DiMonaco also confided that at one point he had approached Councilor Brian Santaniello and asked him to defect, considering Santaniello to be the weakest link in Mitch’s coalition. Mitch was gratified when DiMonaco said that Santaniello had indignantly refused, insisting that he would never betray his word to another Councilor. Santaniello did this even though he probably would have been rewarded by Markel with a plum committee assignment had he done so. Although Mitch and Santaniello were not political allies on many issues, Ogulewicz always respected Santaniello for the loyalty and courage he had shown despite the intense pressure that he was under to betray Mitch. In the end Ogulewicz decided it was best to just put the entire incident behind him, resigning himself to working with Markel as best he could (but never quite trusting him) and instead focus his attention on carrying out his duties to his constituents.

One day Mitch brought a proposal to Councilor Betty Montori to allow the City Council meetings to be televised on cable TV. Today, when virtually every legislative body on every level of government is televised routinely, it is hard to appreciate what a radical idea this seemed like at the time. A special committee was formed to look into the proposal, with Ogulewicz and Montori serving as its co-chairpersons and Building Department head Gene Laino, City Clerk Bill Metzger and Brian Lambert of Continental Cable serving as committee members. Francis Gagnon of the Historic Commission was also onboard to help insure the preservation of the historical integrity of the Council chamber.

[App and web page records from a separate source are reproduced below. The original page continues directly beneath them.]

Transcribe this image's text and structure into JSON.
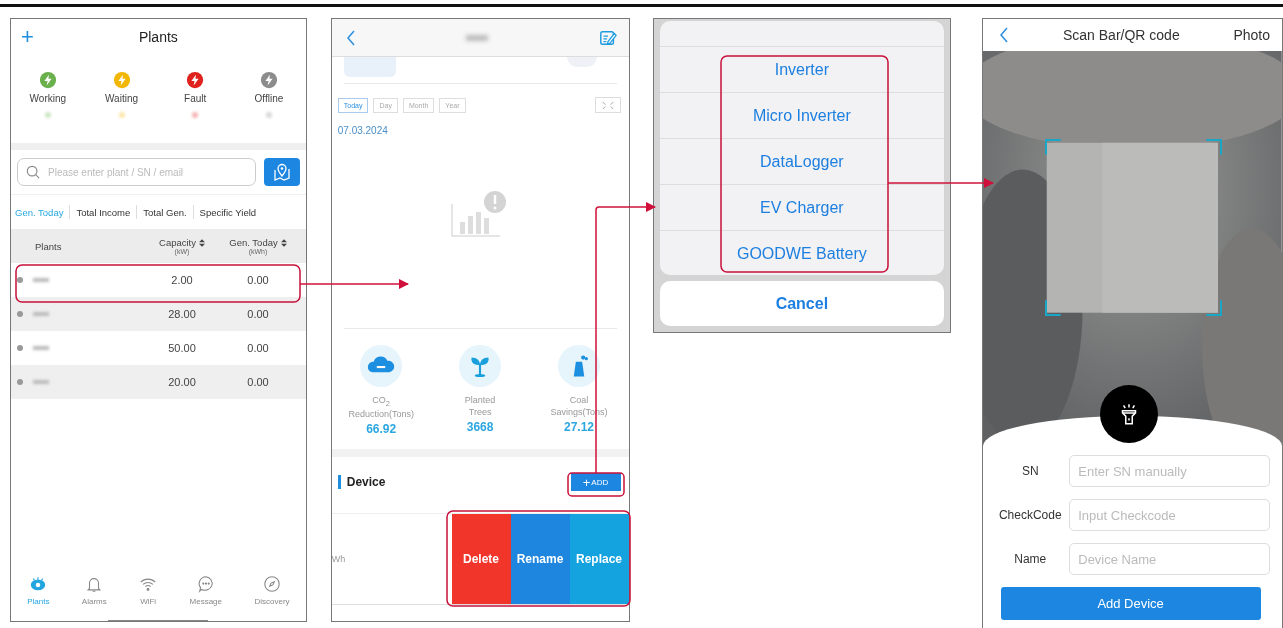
{
  "plants_screen": {
    "add_icon": "+",
    "title": "Plants",
    "status_summary": [
      {
        "label": "Working",
        "color": "#6ab04c"
      },
      {
        "label": "Waiting",
        "color": "#f2b705"
      },
      {
        "label": "Fault",
        "color": "#e0221e"
      },
      {
        "label": "Offline",
        "color": "#8c8c8c"
      }
    ],
    "search": {
      "placeholder": "Please enter plant / SN / email"
    },
    "tabs": [
      {
        "label": "Gen. Today",
        "selected": true
      },
      {
        "label": "Total Income",
        "selected": false
      },
      {
        "label": "Total Gen.",
        "selected": false
      },
      {
        "label": "Specific Yield",
        "selected": false
      }
    ],
    "table": {
      "columns": [
        {
          "label": "Plants"
        },
        {
          "label": "Capacity",
          "unit": "(kW)",
          "sortable": true
        },
        {
          "label": "Gen. Today",
          "unit": "(kWh)",
          "sortable": true
        }
      ],
      "rows": [
        {
          "capacity": "2.00",
          "gen_today": "0.00"
        },
        {
          "capacity": "28.00",
          "gen_today": "0.00"
        },
        {
          "capacity": "50.00",
          "gen_today": "0.00"
        },
        {
          "capacity": "20.00",
          "gen_today": "0.00"
        }
      ]
    },
    "nav": [
      {
        "kind": "plants",
        "label": "Plants",
        "selected": true
      },
      {
        "kind": "alarms",
        "label": "Alarms",
        "selected": false
      },
      {
        "kind": "wifi",
        "label": "WiFi",
        "selected": false
      },
      {
        "kind": "message",
        "label": "Message",
        "selected": false
      },
      {
        "kind": "discovery",
        "label": "Discovery",
        "selected": false
      }
    ]
  },
  "detail_screen": {
    "period_tabs": [
      {
        "label": "Today",
        "selected": true
      },
      {
        "label": "Day",
        "selected": false
      },
      {
        "label": "Month",
        "selected": false
      },
      {
        "label": "Year",
        "selected": false
      }
    ],
    "date": "07.03.2024",
    "stats": [
      {
        "kind": "co2",
        "title": "CO$_{2}$",
        "subtitle": "Reduction(Tons)",
        "value": "66.92"
      },
      {
        "kind": "tree",
        "title": "Planted",
        "subtitle": "Trees",
        "value": "3668"
      },
      {
        "kind": "coal",
        "title": "Coal",
        "subtitle": "Savings(Tons)",
        "value": "27.12"
      }
    ],
    "device_section": {
      "title": "Device",
      "add_icon": "+",
      "add_label": "ADD"
    },
    "device_row": {
      "reading": "Wh"
    },
    "swipe_actions": [
      {
        "label": "Delete",
        "color": "#f2352b"
      },
      {
        "label": "Rename",
        "color": "#1f86e0"
      },
      {
        "label": "Replace",
        "color": "#15a3e0"
      }
    ]
  },
  "device_type_sheet": {
    "options": [
      "Inverter",
      "Micro Inverter",
      "DataLogger",
      "EV Charger",
      "GOODWE Battery"
    ],
    "cancel": "Cancel"
  },
  "scan_screen": {
    "title": "Scan Bar/QR code",
    "photo": "Photo",
    "fields": [
      {
        "label": "SN",
        "placeholder": "Enter SN manually"
      },
      {
        "label": "CheckCode",
        "placeholder": "Input Checkcode"
      },
      {
        "label": "Name",
        "placeholder": "Device Name"
      }
    ],
    "submit": "Add Device"
  }
}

Council meetings in those days were run quite loosely, with an informality that many feared wouldn’t appear very flattering on television. As Vinnie DiMonaco remarked to the Springfield Morning Union, “After some of the proceedings we’ve had in here, this council would not be long in office if meetings were televised.” Indeed, there were real reservations about whether the Springfield City Council were ready for prime time players. As City Hall reporter Carol Malley wrote in her political column “Perspectives”:

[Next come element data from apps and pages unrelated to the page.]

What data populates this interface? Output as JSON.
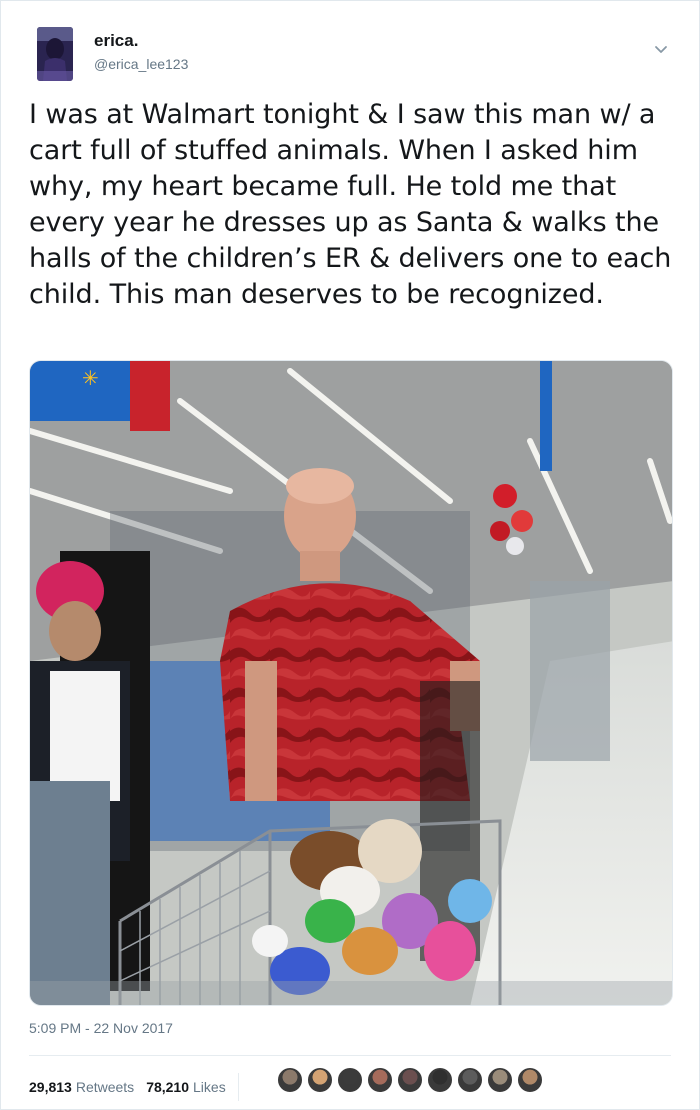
{
  "user": {
    "name": "erica.",
    "handle": "@erica_lee123"
  },
  "tweet": {
    "text": "I was at Walmart tonight & I saw this man w/ a cart full of stuffed animals. When I asked him why, my heart became full. He told me that every year he dresses up as Santa & walks the halls of the children’s ER & delivers one to each child. This man deserves to be recognized.",
    "timestamp": "5:09 PM - 22 Nov 2017"
  },
  "stats": {
    "retweets_count": "29,813",
    "retweets_label": "Retweets",
    "likes_count": "78,210",
    "likes_label": "Likes"
  },
  "colors": {
    "text": "#14171a",
    "secondary": "#657786",
    "divider": "#e6ecf0"
  },
  "likers": [
    "#8c7a6b",
    "#d4a373",
    "#3b3b3b",
    "#a56b5b",
    "#6b4f4f",
    "#2f2f2f",
    "#5c5c5c",
    "#9a8c7a",
    "#b08968"
  ]
}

“For instance, if the full chamber were in view at all times, councilors might feel obligated to remain in their seats throughout the meeting, which would mean that they would have to listen to debate and testimony rather than walk around chatting with the public, with city officials, and with each other. It would also limit the number of times they leave to make telephone calls or check on the Red Sox score. It might also decrease the number of trips to the bathroom, which became a source of laughter Monday night when one councilor was looking for a missing colleague. It might also limit the chatting, fooling around and laughter that now highlights Council meetings.”

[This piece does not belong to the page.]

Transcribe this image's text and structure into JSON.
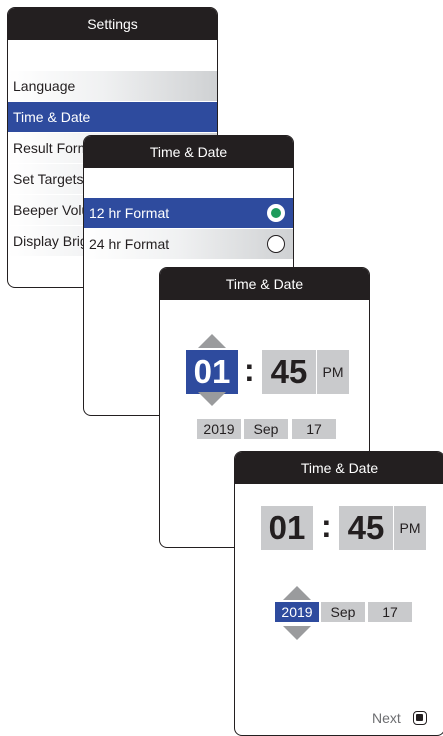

Despite all these misgivings, Mitch believed that the people’s right to know how their elected representatives conducted the public’s business outweighed any concerns about whatever inconveniences or personal embarrassments televising the meetings might cause. Under Ogulewicz’s leadership, the Special Committee voted to recommend that the meetings be televised on a regular basis. Soon the full Council adopted the recommendations by a vote of 8 to 1, with Vincent DiMonaco casting the sole dissenting vote. The first televised meeting went off without a hitch, despite taunting from Vinnie that many Councilors appeared to have bought fancy new outfits for their television debut.

Yet as Mitch was soon to discover, the new openness he was working to bring to city government would have its critics - critics who had no intention of having their behind the scenes power threatened and who would act aggressively to defend it.